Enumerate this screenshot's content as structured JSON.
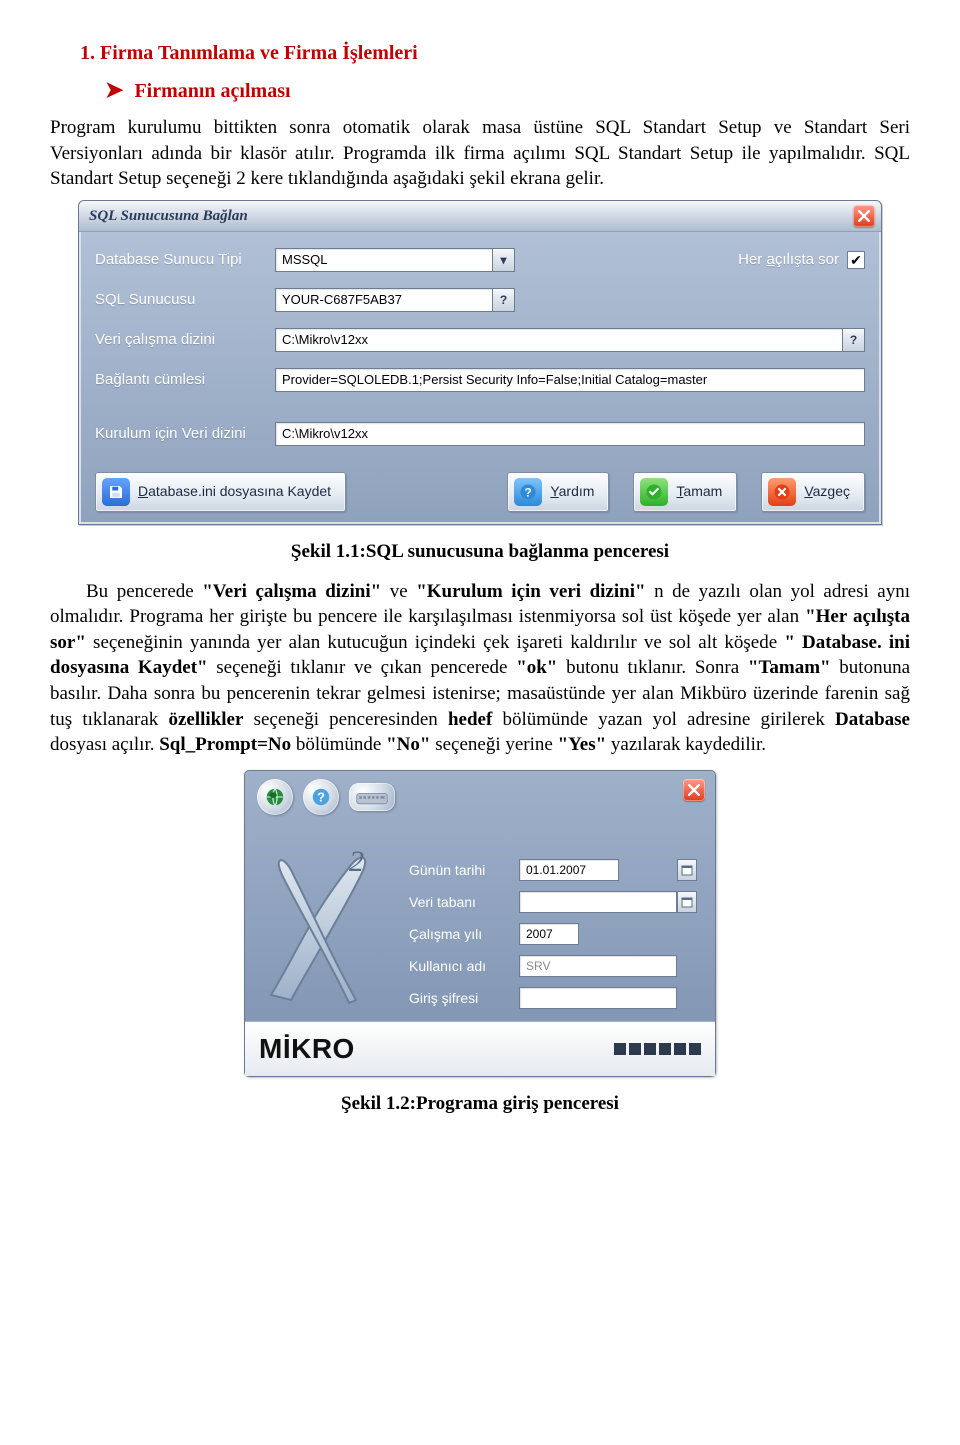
{
  "heading": "1. Firma Tanımlama ve Firma İşlemleri",
  "bullet": "Firmanın açılması",
  "para1": "Program kurulumu bittikten sonra otomatik olarak masa üstüne SQL Standart Setup ve Standart Seri Versiyonları adında bir klasör atılır. Programda ilk firma açılımı SQL Standart Setup ile yapılmalıdır. SQL Standart Setup seçeneği 2 kere tıklandığında aşağıdaki şekil ekrana gelir.",
  "dialog1": {
    "title": "SQL Sunucusuna Bağlan",
    "labels": {
      "sunucu_tipi": "Database Sunucu Tipi",
      "sql_sunucusu": "SQL Sunucusu",
      "veri_dizini": "Veri çalışma dizini",
      "baglanti": "Bağlantı cümlesi",
      "kurulum_dizini": "Kurulum için Veri dizini",
      "her_acilista": "Her açılışta sor"
    },
    "values": {
      "sunucu_tipi": "MSSQL",
      "sql_sunucusu": "YOUR-C687F5AB37",
      "veri_dizini": "C:\\Mikro\\v12xx",
      "baglanti": "Provider=SQLOLEDB.1;Persist Security Info=False;Initial Catalog=master",
      "kurulum_dizini": "C:\\Mikro\\v12xx"
    },
    "her_acilista_checked": true,
    "buttons": {
      "save_prefix": "D",
      "save_rest": "atabase.ini dosyasına Kaydet",
      "help_prefix": "Y",
      "help_rest": "ardım",
      "ok_prefix": "T",
      "ok_rest": "amam",
      "cancel_prefix": "V",
      "cancel_rest": "azgeç"
    }
  },
  "caption1": "Şekil 1.1:SQL sunucusuna bağlanma penceresi",
  "para2_parts": {
    "p1": "Bu pencerede ",
    "b1": "\"Veri çalışma dizini\"",
    "p2": " ve ",
    "b2": "\"Kurulum için veri dizini\"",
    "p3": " n de yazılı olan yol adresi aynı olmalıdır. Programa her girişte bu pencere ile karşılaşılması istenmiyorsa sol üst köşede yer alan ",
    "b3": "\"Her açılışta sor\"",
    "p4": " seçeneğinin yanında yer alan kutucuğun içindeki çek işareti kaldırılır ve sol alt köşede ",
    "b4": "\" Database. ini dosyasına Kaydet\"",
    "p5": " seçeneği tıklanır ve çıkan pencerede ",
    "b5": "\"ok\"",
    "p6": " butonu tıklanır. Sonra ",
    "b6": "\"Tamam\"",
    "p7": " butonuna basılır. Daha sonra bu pencerenin tekrar gelmesi istenirse; masaüstünde yer alan Mikbüro üzerinde farenin sağ tuş tıklanarak ",
    "b7": "özellikler",
    "p8": " seçeneği penceresinden ",
    "b8": "hedef",
    "p9": " bölümünde yazan yol adresine girilerek ",
    "b9": "Database",
    "p10": " dosyası açılır. ",
    "b10": "Sql_Prompt=No",
    "p11": " bölümünde ",
    "b11": "\"No\"",
    "p12": " seçeneği yerine ",
    "b12": "\"Yes\"",
    "p13": " yazılarak kaydedilir."
  },
  "login": {
    "labels": {
      "tarih": "Günün tarihi",
      "veritabani": "Veri tabanı",
      "calisma_yili": "Çalışma yılı",
      "kullanici": "Kullanıcı adı",
      "sifre": "Giriş şifresi"
    },
    "values": {
      "tarih": "01.01.2007",
      "veritabani": "",
      "calisma_yili": "2007",
      "kullanici": "SRV",
      "sifre": ""
    },
    "logo_text": "MİKRO"
  },
  "caption2": "Şekil 1.2:Programa giriş penceresi"
}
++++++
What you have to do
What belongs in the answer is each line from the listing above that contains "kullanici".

Result for this exercise
      "kullanici": "Kullanıcı adı",
      "kullanici": "SRV",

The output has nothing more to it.